* [Task prompt] Whenever a line in the records below holds the string "Level", include it in the count, and state the number alone.

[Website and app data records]
---------------
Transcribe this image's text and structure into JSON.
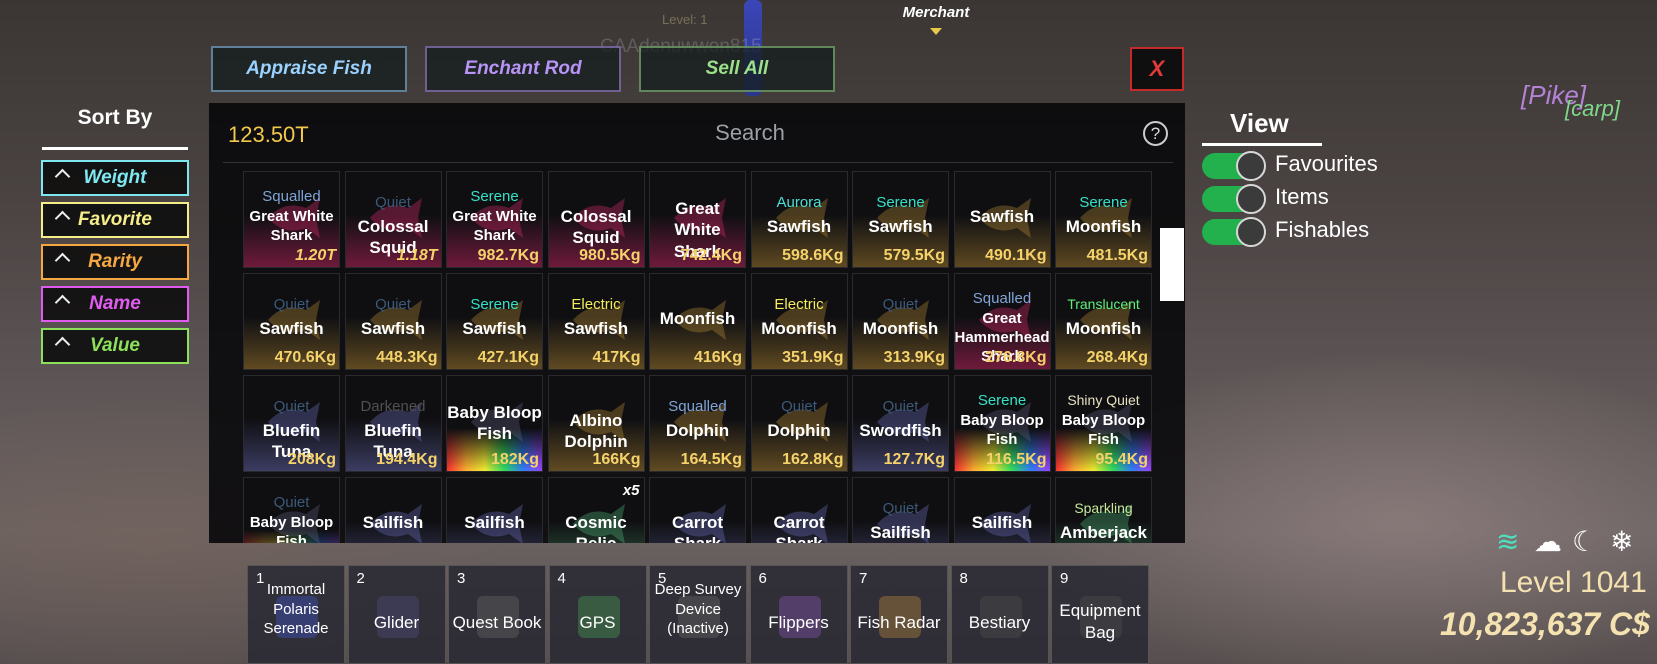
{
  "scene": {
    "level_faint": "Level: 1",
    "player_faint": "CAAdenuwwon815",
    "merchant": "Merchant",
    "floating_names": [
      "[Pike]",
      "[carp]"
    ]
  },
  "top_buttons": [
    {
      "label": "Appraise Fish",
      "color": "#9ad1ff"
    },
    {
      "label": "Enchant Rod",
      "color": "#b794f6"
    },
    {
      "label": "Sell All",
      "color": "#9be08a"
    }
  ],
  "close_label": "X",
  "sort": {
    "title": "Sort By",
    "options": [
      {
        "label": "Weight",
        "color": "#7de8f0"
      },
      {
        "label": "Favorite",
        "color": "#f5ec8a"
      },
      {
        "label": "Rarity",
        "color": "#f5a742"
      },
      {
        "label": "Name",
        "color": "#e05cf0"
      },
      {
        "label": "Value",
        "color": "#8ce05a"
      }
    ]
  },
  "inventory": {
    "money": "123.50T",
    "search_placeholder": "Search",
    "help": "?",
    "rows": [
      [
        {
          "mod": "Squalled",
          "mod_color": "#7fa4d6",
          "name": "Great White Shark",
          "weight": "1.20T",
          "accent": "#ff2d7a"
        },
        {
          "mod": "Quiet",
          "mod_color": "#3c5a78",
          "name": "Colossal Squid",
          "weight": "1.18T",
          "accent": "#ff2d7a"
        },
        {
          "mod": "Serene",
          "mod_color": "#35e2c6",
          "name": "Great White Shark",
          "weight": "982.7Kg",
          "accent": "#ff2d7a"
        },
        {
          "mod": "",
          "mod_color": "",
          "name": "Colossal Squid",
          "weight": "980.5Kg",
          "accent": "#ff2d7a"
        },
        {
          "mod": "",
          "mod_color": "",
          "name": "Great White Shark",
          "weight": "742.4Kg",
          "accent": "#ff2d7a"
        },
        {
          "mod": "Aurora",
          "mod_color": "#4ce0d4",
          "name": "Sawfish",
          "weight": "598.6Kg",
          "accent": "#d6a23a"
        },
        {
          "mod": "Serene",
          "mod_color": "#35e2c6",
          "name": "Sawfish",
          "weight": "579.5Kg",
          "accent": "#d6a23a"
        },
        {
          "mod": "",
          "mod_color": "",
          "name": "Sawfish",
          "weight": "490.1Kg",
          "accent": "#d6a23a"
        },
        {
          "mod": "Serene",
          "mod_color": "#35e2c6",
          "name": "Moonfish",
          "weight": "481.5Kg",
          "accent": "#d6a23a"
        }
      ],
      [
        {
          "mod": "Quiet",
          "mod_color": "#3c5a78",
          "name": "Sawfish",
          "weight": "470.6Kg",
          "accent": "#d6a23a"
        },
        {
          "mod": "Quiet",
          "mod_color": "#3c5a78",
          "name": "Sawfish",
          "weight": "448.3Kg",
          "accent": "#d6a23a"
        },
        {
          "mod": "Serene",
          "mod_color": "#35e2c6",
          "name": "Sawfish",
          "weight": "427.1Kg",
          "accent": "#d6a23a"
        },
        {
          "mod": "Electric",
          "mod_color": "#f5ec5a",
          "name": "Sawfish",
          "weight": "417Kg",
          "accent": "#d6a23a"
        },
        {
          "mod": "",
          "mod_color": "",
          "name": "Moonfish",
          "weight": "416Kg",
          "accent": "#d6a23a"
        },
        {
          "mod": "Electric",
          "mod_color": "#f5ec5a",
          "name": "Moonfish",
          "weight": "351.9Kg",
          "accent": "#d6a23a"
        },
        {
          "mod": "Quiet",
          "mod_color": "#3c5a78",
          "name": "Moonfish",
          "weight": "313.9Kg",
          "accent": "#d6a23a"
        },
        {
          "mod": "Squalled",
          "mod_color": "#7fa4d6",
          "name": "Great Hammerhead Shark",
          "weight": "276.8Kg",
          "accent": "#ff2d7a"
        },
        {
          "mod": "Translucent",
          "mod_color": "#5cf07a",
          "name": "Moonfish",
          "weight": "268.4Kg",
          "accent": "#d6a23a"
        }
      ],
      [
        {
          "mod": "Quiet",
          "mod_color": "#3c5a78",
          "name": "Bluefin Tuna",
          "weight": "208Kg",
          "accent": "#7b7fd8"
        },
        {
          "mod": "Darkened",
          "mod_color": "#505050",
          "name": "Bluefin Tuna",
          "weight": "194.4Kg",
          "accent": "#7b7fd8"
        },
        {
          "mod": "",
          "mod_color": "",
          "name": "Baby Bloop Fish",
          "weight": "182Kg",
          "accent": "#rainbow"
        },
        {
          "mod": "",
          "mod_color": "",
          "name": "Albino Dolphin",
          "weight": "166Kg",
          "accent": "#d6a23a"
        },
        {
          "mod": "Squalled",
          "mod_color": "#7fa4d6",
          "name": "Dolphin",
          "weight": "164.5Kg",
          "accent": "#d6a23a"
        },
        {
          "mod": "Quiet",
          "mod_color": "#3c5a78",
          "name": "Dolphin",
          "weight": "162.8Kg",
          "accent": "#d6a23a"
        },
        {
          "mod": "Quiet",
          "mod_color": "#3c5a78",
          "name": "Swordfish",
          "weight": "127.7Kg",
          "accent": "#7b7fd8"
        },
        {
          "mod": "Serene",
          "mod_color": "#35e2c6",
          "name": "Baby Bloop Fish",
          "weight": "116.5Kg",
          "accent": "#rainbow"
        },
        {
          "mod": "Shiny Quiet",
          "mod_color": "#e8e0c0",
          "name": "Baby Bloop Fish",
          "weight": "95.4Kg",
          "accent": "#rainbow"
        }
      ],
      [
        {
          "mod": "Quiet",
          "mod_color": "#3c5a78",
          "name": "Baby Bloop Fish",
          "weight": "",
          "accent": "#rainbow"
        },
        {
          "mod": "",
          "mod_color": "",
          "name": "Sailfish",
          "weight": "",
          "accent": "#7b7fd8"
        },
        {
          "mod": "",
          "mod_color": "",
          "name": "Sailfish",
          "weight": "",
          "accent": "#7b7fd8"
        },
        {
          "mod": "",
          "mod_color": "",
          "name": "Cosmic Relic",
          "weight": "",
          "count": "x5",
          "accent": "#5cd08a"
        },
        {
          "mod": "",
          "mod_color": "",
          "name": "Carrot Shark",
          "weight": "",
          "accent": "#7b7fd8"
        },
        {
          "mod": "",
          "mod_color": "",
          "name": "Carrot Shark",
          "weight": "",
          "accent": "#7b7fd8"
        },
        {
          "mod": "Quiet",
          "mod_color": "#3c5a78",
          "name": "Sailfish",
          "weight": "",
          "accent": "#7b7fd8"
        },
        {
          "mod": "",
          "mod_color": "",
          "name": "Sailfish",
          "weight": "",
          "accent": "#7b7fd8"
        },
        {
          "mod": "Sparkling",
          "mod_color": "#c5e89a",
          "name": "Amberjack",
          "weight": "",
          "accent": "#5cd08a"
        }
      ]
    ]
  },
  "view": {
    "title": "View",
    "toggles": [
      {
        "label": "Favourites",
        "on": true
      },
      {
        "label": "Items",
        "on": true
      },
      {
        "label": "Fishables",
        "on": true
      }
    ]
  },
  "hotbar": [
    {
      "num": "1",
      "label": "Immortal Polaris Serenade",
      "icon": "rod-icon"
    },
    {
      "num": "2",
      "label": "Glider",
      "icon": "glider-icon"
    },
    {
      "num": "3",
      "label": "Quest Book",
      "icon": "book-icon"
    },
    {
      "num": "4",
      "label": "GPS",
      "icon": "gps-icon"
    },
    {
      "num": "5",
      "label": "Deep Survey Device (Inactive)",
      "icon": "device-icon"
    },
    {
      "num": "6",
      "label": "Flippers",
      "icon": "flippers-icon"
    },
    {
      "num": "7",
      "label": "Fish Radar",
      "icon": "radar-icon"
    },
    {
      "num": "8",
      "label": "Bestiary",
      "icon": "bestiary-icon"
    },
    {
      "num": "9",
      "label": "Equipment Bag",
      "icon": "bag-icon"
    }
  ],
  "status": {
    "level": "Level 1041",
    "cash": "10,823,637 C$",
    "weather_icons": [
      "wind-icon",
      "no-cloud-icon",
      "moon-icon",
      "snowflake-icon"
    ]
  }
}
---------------
* [Task result] 2